### Activity
Your answer should consist of the lines below that hold the word "icon".

### Recorded data

########

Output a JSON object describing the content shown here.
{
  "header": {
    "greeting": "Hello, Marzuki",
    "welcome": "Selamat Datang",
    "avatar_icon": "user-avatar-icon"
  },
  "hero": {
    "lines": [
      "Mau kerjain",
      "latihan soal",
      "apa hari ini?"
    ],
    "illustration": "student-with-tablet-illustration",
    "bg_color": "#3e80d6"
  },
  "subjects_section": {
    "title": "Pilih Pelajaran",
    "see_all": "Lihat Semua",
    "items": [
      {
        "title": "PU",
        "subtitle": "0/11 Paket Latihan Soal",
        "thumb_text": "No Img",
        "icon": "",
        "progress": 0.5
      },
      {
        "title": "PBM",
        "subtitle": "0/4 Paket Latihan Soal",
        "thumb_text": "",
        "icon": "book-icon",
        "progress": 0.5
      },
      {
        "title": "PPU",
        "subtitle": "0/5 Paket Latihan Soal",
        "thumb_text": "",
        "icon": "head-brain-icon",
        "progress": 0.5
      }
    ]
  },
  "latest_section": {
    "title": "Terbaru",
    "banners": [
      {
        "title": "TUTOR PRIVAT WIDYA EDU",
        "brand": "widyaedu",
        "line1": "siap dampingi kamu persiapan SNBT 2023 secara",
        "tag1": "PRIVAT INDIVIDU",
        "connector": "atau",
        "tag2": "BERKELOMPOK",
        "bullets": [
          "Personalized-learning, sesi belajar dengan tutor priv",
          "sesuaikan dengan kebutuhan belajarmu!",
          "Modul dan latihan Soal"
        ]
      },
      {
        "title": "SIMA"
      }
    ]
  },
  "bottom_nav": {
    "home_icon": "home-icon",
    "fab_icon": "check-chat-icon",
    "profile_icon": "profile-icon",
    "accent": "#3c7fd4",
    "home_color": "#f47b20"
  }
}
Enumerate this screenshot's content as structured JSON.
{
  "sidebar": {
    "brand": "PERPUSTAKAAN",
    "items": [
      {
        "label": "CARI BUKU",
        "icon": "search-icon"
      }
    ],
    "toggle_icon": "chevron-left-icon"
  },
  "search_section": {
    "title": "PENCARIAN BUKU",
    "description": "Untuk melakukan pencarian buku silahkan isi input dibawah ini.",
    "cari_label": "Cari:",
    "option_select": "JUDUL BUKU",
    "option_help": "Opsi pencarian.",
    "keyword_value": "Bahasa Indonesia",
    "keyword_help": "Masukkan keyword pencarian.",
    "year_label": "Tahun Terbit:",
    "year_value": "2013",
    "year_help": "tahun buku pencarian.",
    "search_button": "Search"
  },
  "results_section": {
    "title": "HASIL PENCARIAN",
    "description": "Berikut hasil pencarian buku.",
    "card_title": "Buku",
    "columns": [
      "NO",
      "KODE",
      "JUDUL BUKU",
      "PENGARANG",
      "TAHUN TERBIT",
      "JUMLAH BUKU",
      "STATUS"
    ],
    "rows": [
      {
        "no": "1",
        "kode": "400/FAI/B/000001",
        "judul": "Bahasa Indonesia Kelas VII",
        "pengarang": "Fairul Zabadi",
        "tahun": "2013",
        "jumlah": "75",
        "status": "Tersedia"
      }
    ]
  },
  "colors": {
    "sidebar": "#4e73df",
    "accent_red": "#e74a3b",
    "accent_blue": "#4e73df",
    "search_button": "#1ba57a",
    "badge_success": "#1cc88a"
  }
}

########

### Answer box
    "avatar_icon": "user-avatar-icon"
        "icon": "",
        "icon": "book-icon",
        "icon": "head-brain-icon",
    "home_icon": "home-icon",
    "fab_icon": "check-chat-icon",
    "profile_icon": "profile-icon",
        "icon": "search-icon"
    "toggle_icon": "chevron-left-icon"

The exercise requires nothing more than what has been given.